Although many containers (such as weekly pill minders and those for eye drops, creams, patches, and inhalers) are not child-resistant and are simple for young children to open, it is crucial to keep all medications out of sight and out of reach of children. Always lock safety caps and promptly stash medication up and away from young children where it is out of their sight and reach to prevent poisoning. http://www.upandaway.org
In case of emergency/overdose
Call the poison control hotline at 1-800-222-1222 in the event of an overdose. Moreover, information can be found online at https://www.poisonhelp.org/help. Call 911 right once if the person has collapsed, experienced a seizure, is having difficulty breathing, or cannot be roused.
What other information should I know?
Keep all of your appointments with your physician and the lab. When you stand up after sitting or lying down, especially when you first start taking entacapone, you can feel faint. Make sure to stand up slowly, especially after sitting or lying down for a while, to avoid this issue.
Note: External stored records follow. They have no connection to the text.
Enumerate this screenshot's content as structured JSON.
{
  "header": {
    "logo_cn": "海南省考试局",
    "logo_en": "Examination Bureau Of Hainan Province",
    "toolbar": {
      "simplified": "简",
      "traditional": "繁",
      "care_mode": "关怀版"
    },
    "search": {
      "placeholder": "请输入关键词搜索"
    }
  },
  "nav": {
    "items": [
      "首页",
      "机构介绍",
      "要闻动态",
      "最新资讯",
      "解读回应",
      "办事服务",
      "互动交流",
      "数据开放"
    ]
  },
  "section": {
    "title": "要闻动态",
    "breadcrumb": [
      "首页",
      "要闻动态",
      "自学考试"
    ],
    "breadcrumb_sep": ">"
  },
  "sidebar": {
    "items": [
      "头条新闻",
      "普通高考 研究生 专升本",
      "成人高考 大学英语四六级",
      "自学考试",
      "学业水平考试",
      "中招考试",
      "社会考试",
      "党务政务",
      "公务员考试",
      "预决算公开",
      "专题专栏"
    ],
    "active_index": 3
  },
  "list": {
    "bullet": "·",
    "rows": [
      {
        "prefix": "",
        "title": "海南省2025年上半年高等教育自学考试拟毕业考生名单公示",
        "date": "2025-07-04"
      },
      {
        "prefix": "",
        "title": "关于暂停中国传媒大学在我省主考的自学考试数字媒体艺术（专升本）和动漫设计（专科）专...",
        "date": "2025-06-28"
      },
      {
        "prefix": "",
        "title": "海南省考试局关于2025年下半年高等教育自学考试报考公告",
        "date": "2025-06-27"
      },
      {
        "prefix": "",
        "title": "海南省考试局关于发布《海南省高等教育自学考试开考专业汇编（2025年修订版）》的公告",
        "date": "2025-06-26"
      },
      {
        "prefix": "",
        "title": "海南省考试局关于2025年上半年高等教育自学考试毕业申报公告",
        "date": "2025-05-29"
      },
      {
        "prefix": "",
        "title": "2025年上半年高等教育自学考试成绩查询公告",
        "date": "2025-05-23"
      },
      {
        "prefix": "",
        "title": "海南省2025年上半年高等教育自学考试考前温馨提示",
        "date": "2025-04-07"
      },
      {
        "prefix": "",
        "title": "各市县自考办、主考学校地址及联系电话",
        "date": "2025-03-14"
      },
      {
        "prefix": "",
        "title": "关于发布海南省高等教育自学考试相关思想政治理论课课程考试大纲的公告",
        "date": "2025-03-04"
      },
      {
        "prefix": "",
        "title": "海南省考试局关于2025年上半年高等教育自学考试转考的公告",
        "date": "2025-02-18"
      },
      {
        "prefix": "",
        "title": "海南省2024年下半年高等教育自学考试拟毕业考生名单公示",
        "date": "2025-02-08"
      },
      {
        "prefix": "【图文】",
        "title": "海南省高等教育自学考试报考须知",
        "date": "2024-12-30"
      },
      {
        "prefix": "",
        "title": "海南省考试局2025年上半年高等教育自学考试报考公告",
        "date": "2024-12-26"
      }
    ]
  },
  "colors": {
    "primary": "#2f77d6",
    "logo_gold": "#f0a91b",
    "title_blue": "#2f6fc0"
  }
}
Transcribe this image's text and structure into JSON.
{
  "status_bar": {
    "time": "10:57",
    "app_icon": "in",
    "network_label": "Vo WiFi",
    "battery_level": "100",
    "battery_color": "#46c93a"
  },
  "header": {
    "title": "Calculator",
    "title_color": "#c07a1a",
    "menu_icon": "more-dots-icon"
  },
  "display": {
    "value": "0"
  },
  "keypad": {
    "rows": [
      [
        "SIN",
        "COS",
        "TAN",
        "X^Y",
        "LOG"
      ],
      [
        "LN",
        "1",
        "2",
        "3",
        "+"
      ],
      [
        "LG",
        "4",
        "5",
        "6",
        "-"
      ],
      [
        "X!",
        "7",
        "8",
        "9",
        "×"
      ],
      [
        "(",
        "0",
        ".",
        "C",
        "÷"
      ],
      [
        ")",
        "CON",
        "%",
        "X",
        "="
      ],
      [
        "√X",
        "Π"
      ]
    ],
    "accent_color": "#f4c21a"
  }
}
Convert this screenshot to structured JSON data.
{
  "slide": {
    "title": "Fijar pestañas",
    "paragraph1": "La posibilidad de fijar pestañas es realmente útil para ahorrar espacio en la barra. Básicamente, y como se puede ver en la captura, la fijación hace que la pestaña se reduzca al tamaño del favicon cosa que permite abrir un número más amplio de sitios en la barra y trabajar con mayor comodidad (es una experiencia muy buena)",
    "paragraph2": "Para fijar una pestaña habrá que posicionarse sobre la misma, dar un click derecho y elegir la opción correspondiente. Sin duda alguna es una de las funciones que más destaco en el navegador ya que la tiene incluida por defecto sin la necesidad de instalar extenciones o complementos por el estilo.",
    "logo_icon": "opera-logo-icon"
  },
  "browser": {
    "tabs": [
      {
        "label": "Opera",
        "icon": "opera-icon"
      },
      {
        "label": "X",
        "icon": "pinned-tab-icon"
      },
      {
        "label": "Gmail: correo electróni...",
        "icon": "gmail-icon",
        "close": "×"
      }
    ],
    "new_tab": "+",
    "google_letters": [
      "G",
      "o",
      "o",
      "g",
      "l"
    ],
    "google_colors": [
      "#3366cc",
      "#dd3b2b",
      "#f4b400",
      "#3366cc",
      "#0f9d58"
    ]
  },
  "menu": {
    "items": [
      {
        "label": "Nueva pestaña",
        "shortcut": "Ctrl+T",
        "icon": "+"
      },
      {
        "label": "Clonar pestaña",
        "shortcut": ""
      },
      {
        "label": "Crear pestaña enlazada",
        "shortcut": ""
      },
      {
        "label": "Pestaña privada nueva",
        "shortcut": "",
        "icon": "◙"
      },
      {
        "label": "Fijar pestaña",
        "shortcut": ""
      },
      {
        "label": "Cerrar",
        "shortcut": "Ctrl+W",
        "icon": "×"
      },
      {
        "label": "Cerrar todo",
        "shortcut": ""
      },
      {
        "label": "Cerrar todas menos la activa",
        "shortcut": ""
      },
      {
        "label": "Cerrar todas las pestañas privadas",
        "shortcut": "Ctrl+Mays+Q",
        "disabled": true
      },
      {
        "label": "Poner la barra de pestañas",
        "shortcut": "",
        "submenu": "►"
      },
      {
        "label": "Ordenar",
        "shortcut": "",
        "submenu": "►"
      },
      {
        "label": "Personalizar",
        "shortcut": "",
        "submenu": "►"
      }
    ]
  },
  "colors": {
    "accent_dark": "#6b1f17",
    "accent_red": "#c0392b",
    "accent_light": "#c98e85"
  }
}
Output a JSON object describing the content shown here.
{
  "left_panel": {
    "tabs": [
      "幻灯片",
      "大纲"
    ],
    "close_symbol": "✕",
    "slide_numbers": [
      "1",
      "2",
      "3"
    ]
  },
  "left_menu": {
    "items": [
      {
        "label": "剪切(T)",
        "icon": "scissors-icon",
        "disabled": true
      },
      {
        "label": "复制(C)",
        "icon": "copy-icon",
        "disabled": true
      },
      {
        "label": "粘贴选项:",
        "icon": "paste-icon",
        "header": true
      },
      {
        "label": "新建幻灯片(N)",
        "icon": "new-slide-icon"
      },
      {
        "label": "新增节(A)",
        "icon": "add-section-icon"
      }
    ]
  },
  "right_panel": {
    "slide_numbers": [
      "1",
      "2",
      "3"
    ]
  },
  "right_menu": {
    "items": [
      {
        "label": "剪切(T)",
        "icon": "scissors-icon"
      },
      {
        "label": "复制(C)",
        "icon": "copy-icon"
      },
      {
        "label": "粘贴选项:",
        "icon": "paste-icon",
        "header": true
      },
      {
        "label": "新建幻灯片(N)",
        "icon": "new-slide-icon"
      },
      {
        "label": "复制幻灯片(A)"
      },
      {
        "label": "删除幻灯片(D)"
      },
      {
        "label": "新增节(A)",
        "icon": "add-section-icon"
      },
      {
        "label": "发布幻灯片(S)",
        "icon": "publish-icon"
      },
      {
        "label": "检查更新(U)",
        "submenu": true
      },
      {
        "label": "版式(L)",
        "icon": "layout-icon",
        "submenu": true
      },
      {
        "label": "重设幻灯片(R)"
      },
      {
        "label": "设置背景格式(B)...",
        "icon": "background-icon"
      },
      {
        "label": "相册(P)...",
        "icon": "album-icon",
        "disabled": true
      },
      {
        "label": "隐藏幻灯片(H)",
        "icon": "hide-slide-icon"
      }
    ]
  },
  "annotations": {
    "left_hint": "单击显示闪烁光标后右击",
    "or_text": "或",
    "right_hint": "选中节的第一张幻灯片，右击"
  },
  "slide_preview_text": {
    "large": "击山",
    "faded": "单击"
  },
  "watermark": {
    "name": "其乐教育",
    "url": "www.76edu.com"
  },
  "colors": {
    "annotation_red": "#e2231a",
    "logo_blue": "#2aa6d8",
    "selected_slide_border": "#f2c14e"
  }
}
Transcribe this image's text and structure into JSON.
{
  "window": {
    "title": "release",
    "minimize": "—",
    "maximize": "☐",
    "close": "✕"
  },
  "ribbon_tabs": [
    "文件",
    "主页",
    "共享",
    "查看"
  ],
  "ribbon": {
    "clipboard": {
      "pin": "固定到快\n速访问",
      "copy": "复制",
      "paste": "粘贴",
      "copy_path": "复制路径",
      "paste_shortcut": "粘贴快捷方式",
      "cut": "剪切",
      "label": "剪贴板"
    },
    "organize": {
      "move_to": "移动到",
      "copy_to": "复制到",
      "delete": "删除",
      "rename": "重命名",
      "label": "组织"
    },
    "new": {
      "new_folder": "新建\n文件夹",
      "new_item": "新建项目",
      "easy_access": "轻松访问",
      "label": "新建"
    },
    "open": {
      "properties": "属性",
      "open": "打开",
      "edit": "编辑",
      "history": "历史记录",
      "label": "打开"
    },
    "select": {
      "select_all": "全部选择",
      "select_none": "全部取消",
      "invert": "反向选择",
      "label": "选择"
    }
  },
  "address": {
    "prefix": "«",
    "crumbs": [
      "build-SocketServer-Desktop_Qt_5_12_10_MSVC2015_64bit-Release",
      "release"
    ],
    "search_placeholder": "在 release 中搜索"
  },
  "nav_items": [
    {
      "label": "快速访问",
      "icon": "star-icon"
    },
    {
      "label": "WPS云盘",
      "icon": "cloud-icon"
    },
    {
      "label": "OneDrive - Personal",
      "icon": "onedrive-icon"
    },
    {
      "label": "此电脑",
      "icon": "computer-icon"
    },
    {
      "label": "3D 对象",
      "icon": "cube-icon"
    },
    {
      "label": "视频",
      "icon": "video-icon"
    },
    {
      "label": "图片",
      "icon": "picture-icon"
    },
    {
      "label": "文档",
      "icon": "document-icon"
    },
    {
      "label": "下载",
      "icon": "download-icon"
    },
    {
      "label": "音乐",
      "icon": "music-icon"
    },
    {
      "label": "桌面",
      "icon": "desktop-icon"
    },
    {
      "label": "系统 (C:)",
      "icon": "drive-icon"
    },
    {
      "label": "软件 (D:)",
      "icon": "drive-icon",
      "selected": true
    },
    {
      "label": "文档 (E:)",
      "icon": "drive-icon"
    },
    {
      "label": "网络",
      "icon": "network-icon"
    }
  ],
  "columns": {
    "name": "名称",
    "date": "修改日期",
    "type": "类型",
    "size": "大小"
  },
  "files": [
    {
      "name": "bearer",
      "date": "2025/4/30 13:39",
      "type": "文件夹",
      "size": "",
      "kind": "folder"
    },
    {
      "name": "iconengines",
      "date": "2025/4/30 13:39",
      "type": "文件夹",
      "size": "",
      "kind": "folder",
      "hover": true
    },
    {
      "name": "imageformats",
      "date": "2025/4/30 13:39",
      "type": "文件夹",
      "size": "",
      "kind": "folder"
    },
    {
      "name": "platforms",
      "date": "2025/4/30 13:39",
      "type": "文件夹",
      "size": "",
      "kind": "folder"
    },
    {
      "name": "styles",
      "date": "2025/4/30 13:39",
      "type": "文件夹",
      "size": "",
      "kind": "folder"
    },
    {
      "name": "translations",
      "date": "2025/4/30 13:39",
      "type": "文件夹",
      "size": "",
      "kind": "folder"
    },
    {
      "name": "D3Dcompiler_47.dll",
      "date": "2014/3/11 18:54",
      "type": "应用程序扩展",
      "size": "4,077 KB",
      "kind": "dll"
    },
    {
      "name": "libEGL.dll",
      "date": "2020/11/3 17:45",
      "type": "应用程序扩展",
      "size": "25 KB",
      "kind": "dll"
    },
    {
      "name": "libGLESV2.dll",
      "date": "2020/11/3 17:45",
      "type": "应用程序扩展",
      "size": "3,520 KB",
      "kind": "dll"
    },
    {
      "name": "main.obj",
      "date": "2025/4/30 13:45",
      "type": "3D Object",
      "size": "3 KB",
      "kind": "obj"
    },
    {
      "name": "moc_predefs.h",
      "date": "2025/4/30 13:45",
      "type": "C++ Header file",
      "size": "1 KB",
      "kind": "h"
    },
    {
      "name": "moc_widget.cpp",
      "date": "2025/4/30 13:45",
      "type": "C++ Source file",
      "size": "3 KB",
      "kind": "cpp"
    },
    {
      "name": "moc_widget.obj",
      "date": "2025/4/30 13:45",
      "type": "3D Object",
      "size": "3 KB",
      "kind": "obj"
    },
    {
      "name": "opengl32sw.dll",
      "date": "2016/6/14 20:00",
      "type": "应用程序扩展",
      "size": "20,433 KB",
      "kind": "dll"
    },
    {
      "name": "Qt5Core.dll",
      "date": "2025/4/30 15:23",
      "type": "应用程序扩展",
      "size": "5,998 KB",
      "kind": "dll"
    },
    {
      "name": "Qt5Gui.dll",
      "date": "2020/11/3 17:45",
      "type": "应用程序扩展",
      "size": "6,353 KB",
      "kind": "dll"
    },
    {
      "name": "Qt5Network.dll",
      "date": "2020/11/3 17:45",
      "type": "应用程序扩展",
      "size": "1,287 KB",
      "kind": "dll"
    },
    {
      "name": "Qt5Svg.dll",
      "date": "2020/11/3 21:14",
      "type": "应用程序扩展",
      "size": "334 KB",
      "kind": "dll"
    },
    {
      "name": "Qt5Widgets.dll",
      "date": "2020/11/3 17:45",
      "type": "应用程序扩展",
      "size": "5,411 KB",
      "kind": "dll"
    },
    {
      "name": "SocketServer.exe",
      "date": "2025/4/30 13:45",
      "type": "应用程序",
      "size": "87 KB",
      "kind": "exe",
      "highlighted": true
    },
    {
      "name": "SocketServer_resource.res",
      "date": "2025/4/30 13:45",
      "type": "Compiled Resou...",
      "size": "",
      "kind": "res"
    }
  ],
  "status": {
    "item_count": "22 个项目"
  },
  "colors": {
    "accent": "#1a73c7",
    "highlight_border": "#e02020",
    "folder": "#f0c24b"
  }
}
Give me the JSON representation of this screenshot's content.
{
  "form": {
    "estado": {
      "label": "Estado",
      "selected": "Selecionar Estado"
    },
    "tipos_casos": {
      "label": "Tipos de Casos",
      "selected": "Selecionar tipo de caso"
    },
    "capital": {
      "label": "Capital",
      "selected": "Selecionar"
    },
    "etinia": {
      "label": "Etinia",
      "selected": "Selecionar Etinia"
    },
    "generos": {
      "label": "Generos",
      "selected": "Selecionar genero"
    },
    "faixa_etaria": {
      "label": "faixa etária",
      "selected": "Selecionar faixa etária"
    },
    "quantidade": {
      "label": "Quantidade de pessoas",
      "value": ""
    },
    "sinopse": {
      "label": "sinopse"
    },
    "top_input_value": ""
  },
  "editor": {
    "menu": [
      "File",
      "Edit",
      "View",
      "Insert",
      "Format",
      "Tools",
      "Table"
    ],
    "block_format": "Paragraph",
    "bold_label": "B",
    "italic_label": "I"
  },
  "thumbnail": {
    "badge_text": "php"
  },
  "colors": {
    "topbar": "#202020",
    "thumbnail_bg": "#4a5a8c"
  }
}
Your urine may turn brownish-orange after using entacapone. This effect is typical and harmless.
No one else should take your medication. Any queries you may have regarding prescription refills should be directed to your chemist.
You should keep a written record of every medication you take, including any over-the-counter (OTC) items, prescription drugs, and dietary supplements like vitamins and minerals. This list should be brought with you whenever you see a doctor or are admitted to the hospital. You should always have this information with you in case of emergencies.